### What to work on
Going through the data below, copy out each line where the word "Encoded" shows up.

..........

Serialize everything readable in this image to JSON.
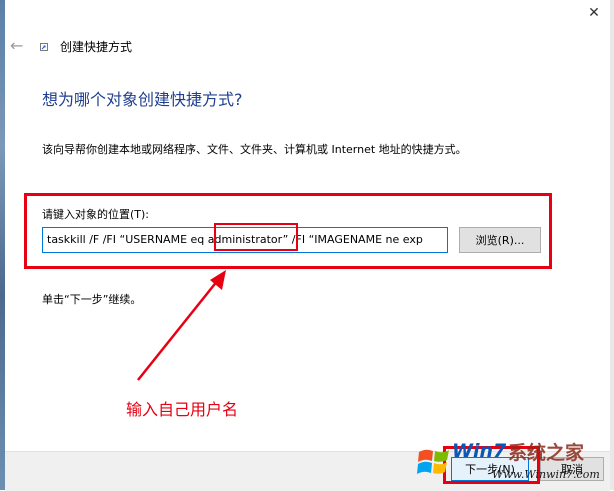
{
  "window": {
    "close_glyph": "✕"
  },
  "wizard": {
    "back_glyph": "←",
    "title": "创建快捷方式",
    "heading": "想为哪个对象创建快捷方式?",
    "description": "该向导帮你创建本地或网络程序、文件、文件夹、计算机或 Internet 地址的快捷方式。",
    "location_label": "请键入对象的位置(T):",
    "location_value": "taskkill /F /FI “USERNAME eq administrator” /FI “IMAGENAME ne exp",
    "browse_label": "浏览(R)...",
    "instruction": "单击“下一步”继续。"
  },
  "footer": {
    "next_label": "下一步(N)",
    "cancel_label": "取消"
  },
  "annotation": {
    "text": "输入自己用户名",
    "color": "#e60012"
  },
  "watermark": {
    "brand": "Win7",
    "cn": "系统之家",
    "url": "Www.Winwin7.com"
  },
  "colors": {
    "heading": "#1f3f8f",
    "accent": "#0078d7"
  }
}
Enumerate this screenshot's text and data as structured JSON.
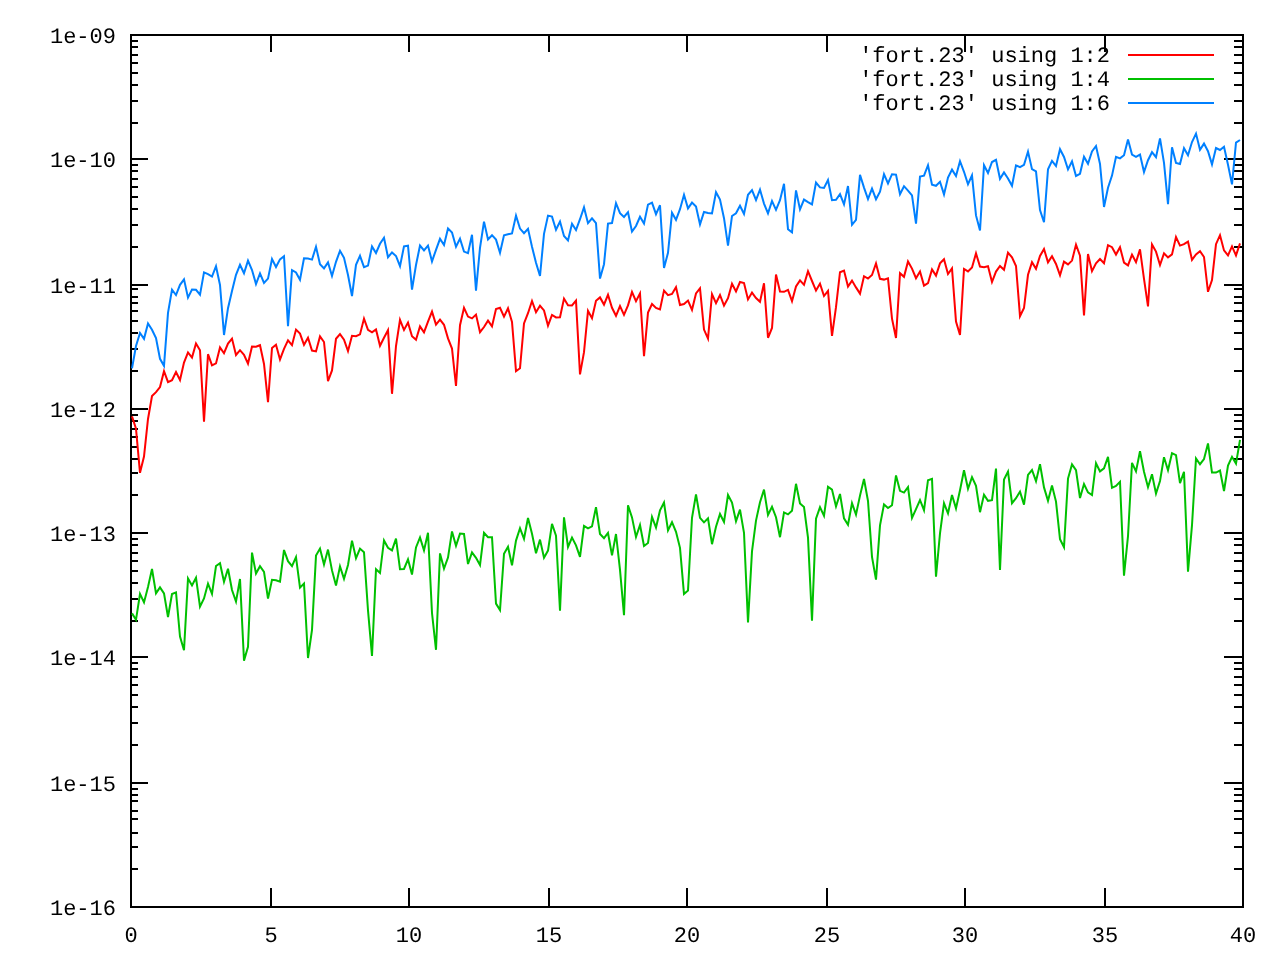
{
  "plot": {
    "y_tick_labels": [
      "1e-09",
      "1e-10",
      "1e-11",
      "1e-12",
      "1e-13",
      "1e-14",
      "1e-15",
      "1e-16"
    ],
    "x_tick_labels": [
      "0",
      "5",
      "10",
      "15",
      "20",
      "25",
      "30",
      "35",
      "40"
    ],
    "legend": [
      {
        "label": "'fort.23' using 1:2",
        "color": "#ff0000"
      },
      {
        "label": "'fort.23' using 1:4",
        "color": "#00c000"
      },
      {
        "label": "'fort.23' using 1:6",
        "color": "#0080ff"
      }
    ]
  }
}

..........

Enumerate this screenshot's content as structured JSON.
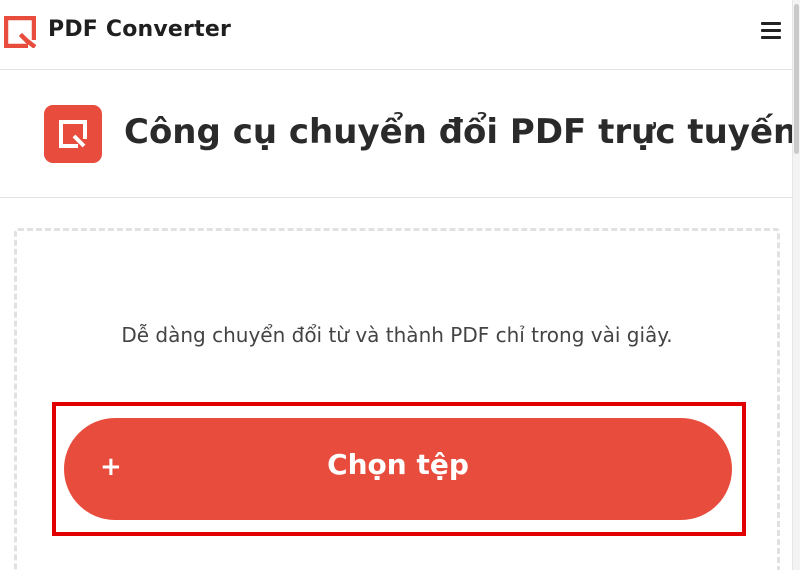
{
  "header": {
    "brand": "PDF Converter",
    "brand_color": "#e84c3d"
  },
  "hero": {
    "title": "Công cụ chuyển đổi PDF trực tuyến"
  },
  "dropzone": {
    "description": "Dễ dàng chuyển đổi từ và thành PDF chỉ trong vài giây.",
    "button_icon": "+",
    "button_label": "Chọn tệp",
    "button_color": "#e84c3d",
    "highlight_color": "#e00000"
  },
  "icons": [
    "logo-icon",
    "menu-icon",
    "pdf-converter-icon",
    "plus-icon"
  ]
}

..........

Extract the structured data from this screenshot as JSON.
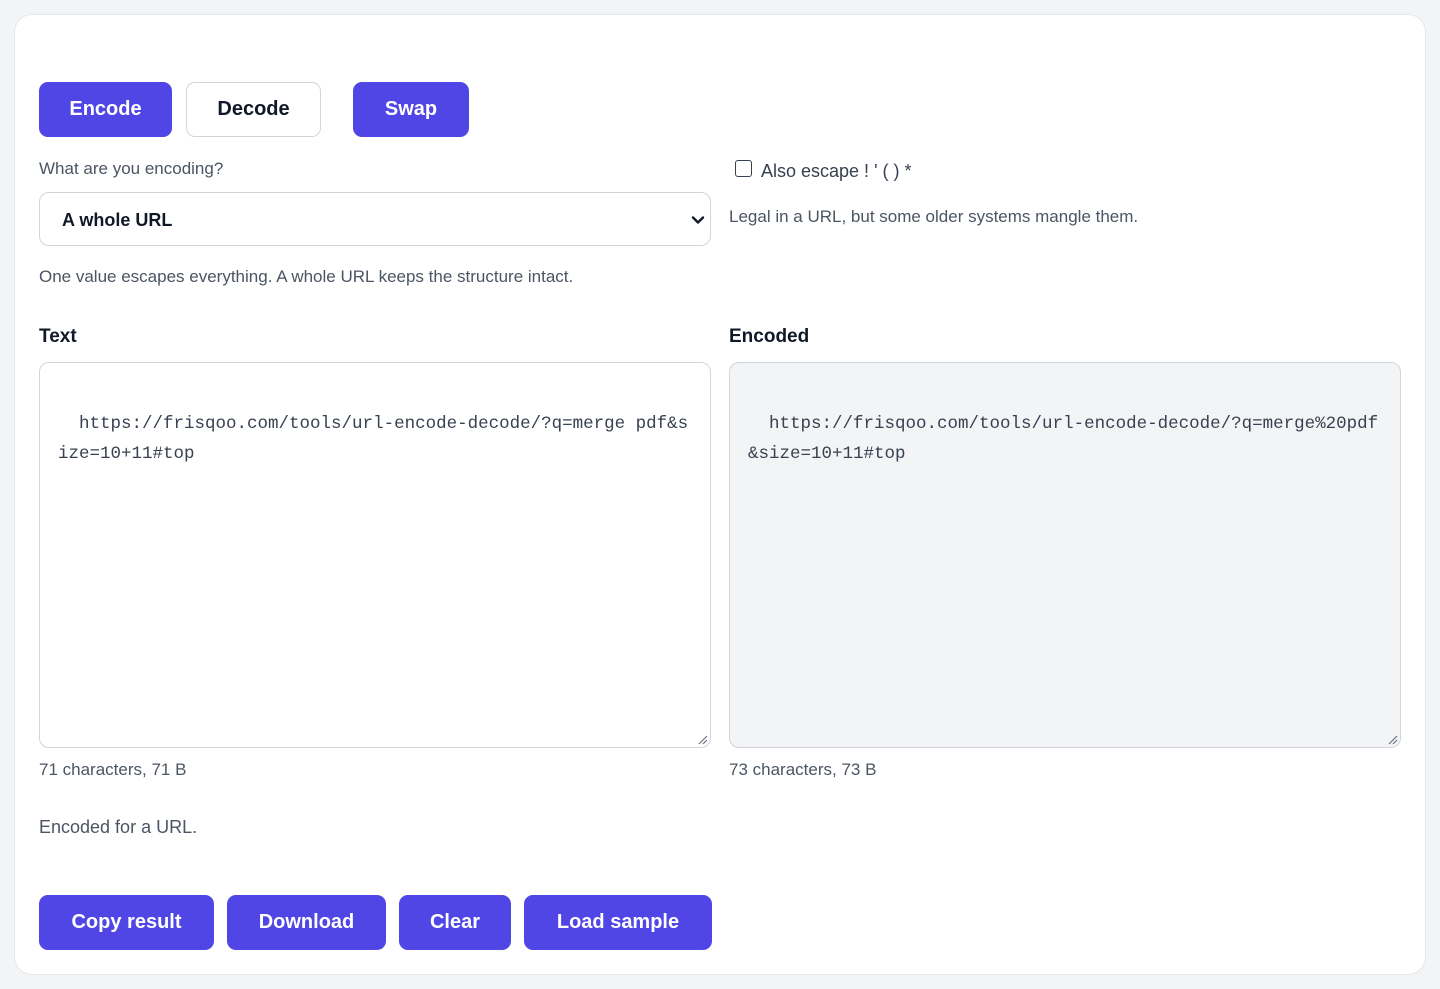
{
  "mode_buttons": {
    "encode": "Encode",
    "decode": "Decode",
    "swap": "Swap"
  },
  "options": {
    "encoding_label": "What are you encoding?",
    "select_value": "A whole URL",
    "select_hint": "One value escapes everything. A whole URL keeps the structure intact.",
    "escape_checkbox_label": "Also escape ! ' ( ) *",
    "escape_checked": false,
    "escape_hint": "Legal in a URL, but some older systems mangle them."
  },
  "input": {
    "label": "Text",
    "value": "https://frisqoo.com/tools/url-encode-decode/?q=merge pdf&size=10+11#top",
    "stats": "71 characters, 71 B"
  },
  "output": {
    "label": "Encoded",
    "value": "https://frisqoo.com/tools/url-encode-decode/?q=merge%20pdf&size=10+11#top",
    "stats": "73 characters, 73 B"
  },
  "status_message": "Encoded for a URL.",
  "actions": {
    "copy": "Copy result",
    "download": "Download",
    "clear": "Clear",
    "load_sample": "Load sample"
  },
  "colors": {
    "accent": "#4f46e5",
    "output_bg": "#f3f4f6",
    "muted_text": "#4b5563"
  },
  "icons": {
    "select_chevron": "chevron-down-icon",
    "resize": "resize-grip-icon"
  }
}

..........

### Task solution
    "label": "Encoded",
  "status_message": "Encoded for a URL.",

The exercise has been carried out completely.